[Collected data]
━━━━
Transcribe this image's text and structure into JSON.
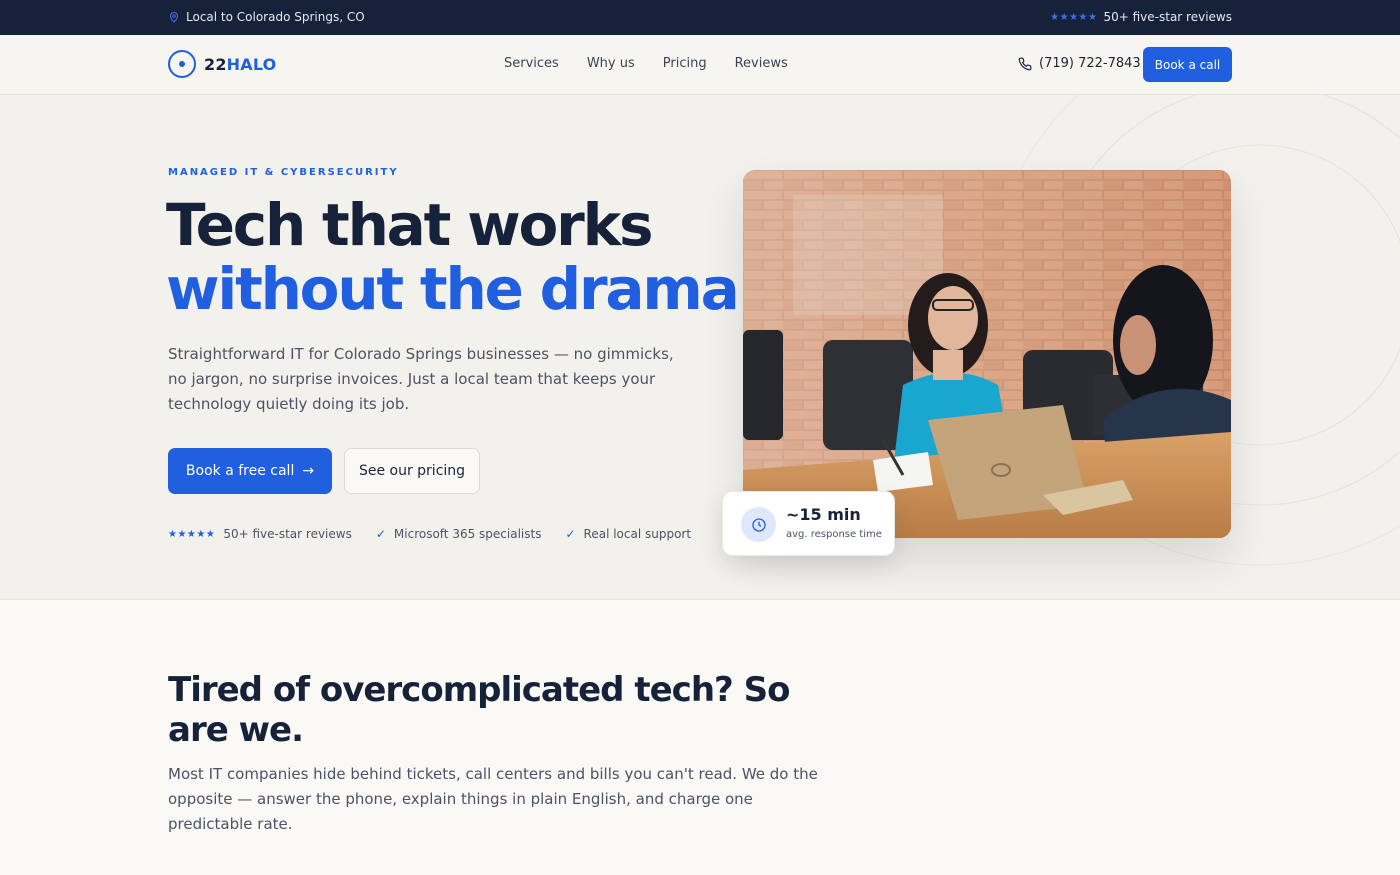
{
  "topbar": {
    "location": "Local to Colorado Springs, CO",
    "reviews_stars": "★★★★★",
    "reviews_text": "50+ five-star reviews"
  },
  "nav": {
    "logo_number": "22",
    "logo_word": "HALO",
    "links": [
      "Services",
      "Why us",
      "Pricing",
      "Reviews"
    ],
    "phone": "(719) 722-7843",
    "book_label": "Book a call"
  },
  "hero": {
    "eyebrow": "MANAGED IT & CYBERSECURITY",
    "headline_line1": "Tech that works",
    "headline_line2": "without the drama.",
    "lead": "Straightforward IT for Colorado Springs businesses — no gimmicks, no jargon, no surprise invoices. Just a local team that keeps your technology quietly doing its job.",
    "cta_primary": "Book a free call",
    "cta_primary_arrow": "→",
    "cta_secondary": "See our pricing",
    "trust": {
      "stars": "★★★★★",
      "reviews": "50+ five-star reviews",
      "check_glyph": "✓",
      "item2": "Microsoft 365 specialists",
      "item3": "Real local support"
    },
    "badge": {
      "value": "~15 min",
      "label": "avg. response time"
    }
  },
  "section2": {
    "heading": "Tired of overcomplicated tech? So are we.",
    "body": "Most IT companies hide behind tickets, call centers and bills you can't read. We do the opposite — answer the phone, explain things in plain English, and charge one predictable rate."
  },
  "colors": {
    "brand_blue": "#1f5fe0",
    "navy": "#16223a",
    "background": "#f3f1ec"
  }
}
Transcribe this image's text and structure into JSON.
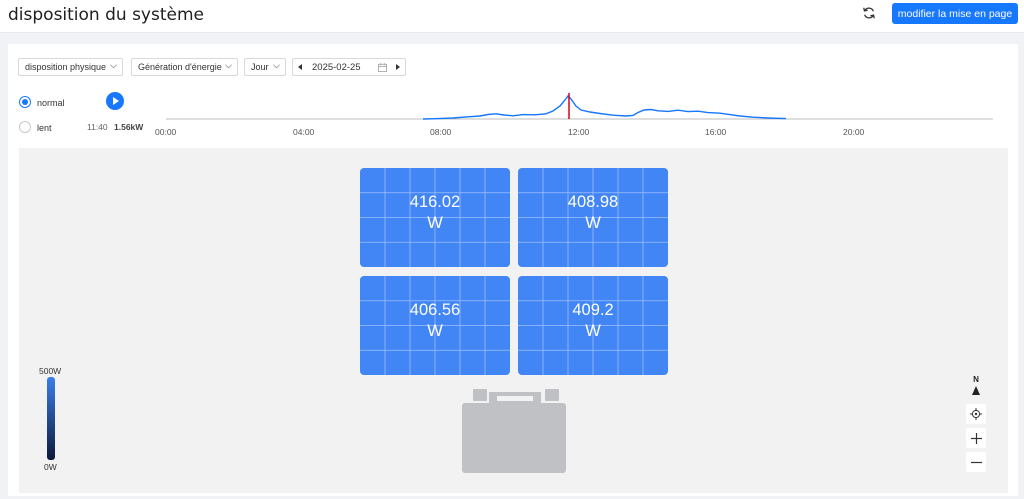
{
  "header": {
    "title": "disposition du système",
    "refresh_icon": "refresh-icon",
    "edit_button": "modifier la mise en page"
  },
  "filters": {
    "layout_select": "disposition physique",
    "metric_select": "Génération d'énergie",
    "period_select": "Jour",
    "date": "2025-02-25"
  },
  "playback": {
    "options": [
      {
        "label": "normal",
        "checked": true
      },
      {
        "label": "lent",
        "checked": false
      }
    ],
    "current_time": "11:40",
    "current_power": "1.56kW"
  },
  "timeline": {
    "ticks": [
      "00:00",
      "04:00",
      "08:00",
      "12:00",
      "16:00",
      "20:00"
    ],
    "line_color": "#1677ff",
    "cursor_color": "#d9001b"
  },
  "panels": [
    {
      "value": "416.02",
      "unit": "W"
    },
    {
      "value": "408.98",
      "unit": "W"
    },
    {
      "value": "406.56",
      "unit": "W"
    },
    {
      "value": "409.2",
      "unit": "W"
    }
  ],
  "legend": {
    "max": "500W",
    "min": "0W"
  },
  "map_controls": {
    "compass_label": "N",
    "icons": [
      "compass-icon",
      "locate-icon",
      "zoom-in-icon",
      "zoom-out-icon"
    ]
  },
  "colors": {
    "accent": "#1677ff",
    "panel": "#4285f4",
    "inverter": "#c0c1c5"
  }
}
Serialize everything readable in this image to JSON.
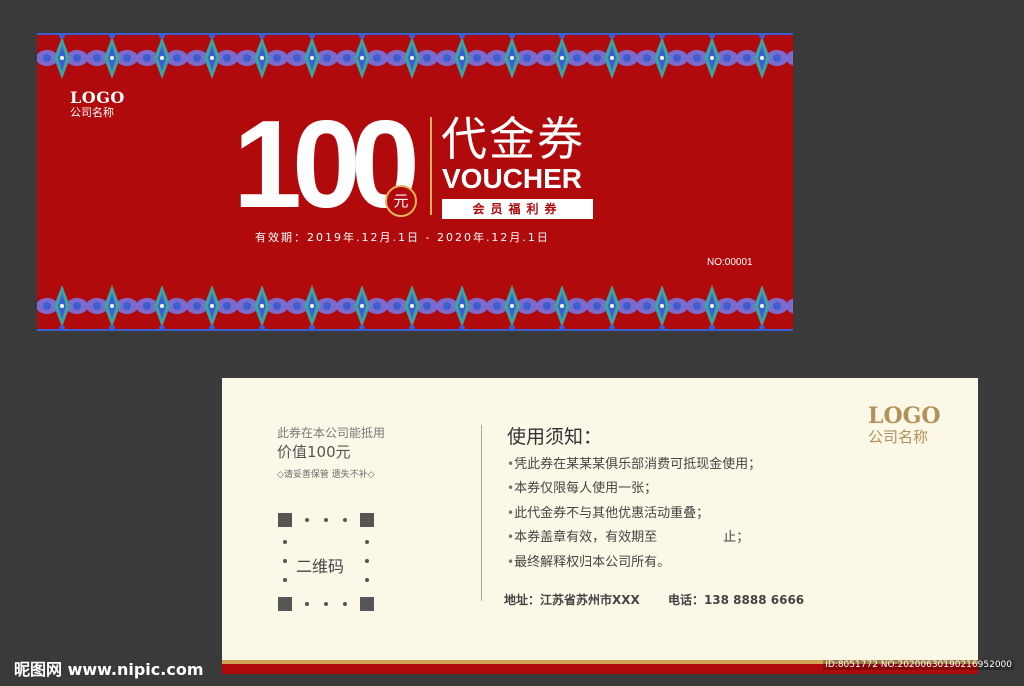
{
  "colors": {
    "red": "#b00a0c",
    "gold": "#e3b35a",
    "cream": "#fcf8e8",
    "pattern_blue": "#3b5fd1",
    "pattern_purple": "#7b6fd8",
    "pattern_teal": "#3fa3a0"
  },
  "front": {
    "logo_word": "LOGO",
    "logo_company": "公司名称",
    "amount": "100",
    "currency": "元",
    "title_cn": "代金券",
    "title_en": "VOUCHER",
    "member_tag": "会员福利券",
    "validity": "有效期：2019年.12月.1日 - 2020年.12月.1日",
    "serial": "NO:00001",
    "border_pattern": "ornamental-scroll-border"
  },
  "back": {
    "line1": "此券在本公司能抵用",
    "line2": "价值100元",
    "line3": "◇请妥善保管 遗失不补◇",
    "qr_label": "二维码",
    "rules_title": "使用须知：",
    "rules": [
      "凭此券在某某某俱乐部消费可抵现金使用；",
      "本券仅限每人使用一张；",
      "此代金券不与其他优惠活动重叠；",
      "本券盖章有效，有效期至                止；",
      "最终解释权归本公司所有。"
    ],
    "address": "地址：江苏省苏州市XXX",
    "phone": "电话：138 8888 6666",
    "logo_word": "LOGO",
    "logo_company": "公司名称"
  },
  "watermark": {
    "site": "昵图网 www.nipic.com",
    "id": "ID:8051772 NO:20200630190216952000"
  }
}
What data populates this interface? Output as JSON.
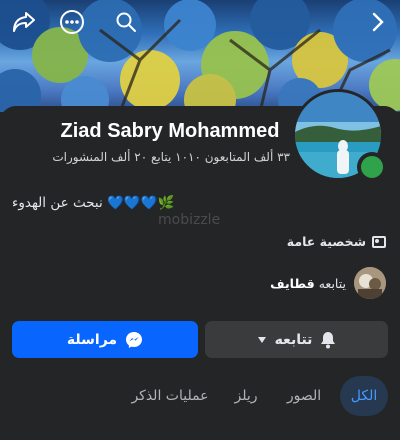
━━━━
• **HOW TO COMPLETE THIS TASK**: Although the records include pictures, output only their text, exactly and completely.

• **TASK RESULT**:
Transcribe this image's text and structure into JSON.
{
  "topbar": {
    "location": "Local to Colorado Springs, CO",
    "reviews_stars": "★★★★★",
    "reviews_text": "50+ five-star reviews"
  },
  "nav": {
    "logo_number": "22",
    "logo_word": "HALO",
    "links": [
      "Services",
      "Why us",
      "Pricing",
      "Reviews"
    ],
    "phone": "(719) 722-7843",
    "book_label": "Book a call"
  },
  "hero": {
    "eyebrow": "MANAGED IT & CYBERSECURITY",
    "headline_line1": "Tech that works",
    "headline_line2": "without the drama.",
    "lead": "Straightforward IT for Colorado Springs businesses — no gimmicks, no jargon, no surprise invoices. Just a local team that keeps your technology quietly doing its job.",
    "cta_primary": "Book a free call",
    "cta_primary_arrow": "→",
    "cta_secondary": "See our pricing",
    "trust": {
      "stars": "★★★★★",
      "reviews": "50+ five-star reviews",
      "check_glyph": "✓",
      "item2": "Microsoft 365 specialists",
      "item3": "Real local support"
    },
    "badge": {
      "value": "~15 min",
      "label": "avg. response time"
    }
  },
  "section2": {
    "heading": "Tired of overcomplicated tech? So are we.",
    "body": "Most IT companies hide behind tickets, call centers and bills you can't read. We do the opposite — answer the phone, explain things in plain English, and charge one predictable rate."
  },
  "colors": {
    "brand_blue": "#1f5fe0",
    "navy": "#16223a",
    "background": "#f3f1ec"
  }
}
Transcribe this image's text and structure into JSON.
{
  "header": {
    "title": "disposition du système",
    "refresh_icon": "refresh-icon",
    "edit_button": "modifier la mise en page"
  },
  "filters": {
    "layout_select": "disposition physique",
    "metric_select": "Génération d'énergie",
    "period_select": "Jour",
    "date": "2025-02-25"
  },
  "playback": {
    "options": [
      {
        "label": "normal",
        "checked": true
      },
      {
        "label": "lent",
        "checked": false
      }
    ],
    "current_time": "11:40",
    "current_power": "1.56kW"
  },
  "timeline": {
    "ticks": [
      "00:00",
      "04:00",
      "08:00",
      "12:00",
      "16:00",
      "20:00"
    ],
    "line_color": "#1677ff",
    "cursor_color": "#d9001b"
  },
  "panels": [
    {
      "value": "416.02",
      "unit": "W"
    },
    {
      "value": "408.98",
      "unit": "W"
    },
    {
      "value": "406.56",
      "unit": "W"
    },
    {
      "value": "409.2",
      "unit": "W"
    }
  ],
  "legend": {
    "max": "500W",
    "min": "0W"
  },
  "map_controls": {
    "compass_label": "N",
    "icons": [
      "compass-icon",
      "locate-icon",
      "zoom-in-icon",
      "zoom-out-icon"
    ]
  },
  "colors": {
    "accent": "#1677ff",
    "panel": "#4285f4",
    "inverter": "#c0c1c5"
  }
}
Serialize everything readable in this image to JSON.
{
  "colors": {
    "red": "#b00a0c",
    "gold": "#e3b35a",
    "cream": "#fcf8e8",
    "pattern_blue": "#3b5fd1",
    "pattern_purple": "#7b6fd8",
    "pattern_teal": "#3fa3a0"
  },
  "front": {
    "logo_word": "LOGO",
    "logo_company": "公司名称",
    "amount": "100",
    "currency": "元",
    "title_cn": "代金券",
    "title_en": "VOUCHER",
    "member_tag": "会员福利券",
    "validity": "有效期：2019年.12月.1日 - 2020年.12月.1日",
    "serial": "NO:00001",
    "border_pattern": "ornamental-scroll-border"
  },
  "back": {
    "line1": "此券在本公司能抵用",
    "line2": "价值100元",
    "line3": "◇请妥善保管 遗失不补◇",
    "qr_label": "二维码",
    "rules_title": "使用须知：",
    "rules": [
      "凭此券在某某某俱乐部消费可抵现金使用；",
      "本券仅限每人使用一张；",
      "此代金券不与其他优惠活动重叠；",
      "本券盖章有效，有效期至                止；",
      "最终解释权归本公司所有。"
    ],
    "address": "地址：江苏省苏州市XXX",
    "phone": "电话：138 8888 6666",
    "logo_word": "LOGO",
    "logo_company": "公司名称"
  },
  "watermark": {
    "site": "昵图网 www.nipic.com",
    "id": "ID:8051772 NO:20200630190216952000"
  }
}
What data populates this interface? Output as JSON.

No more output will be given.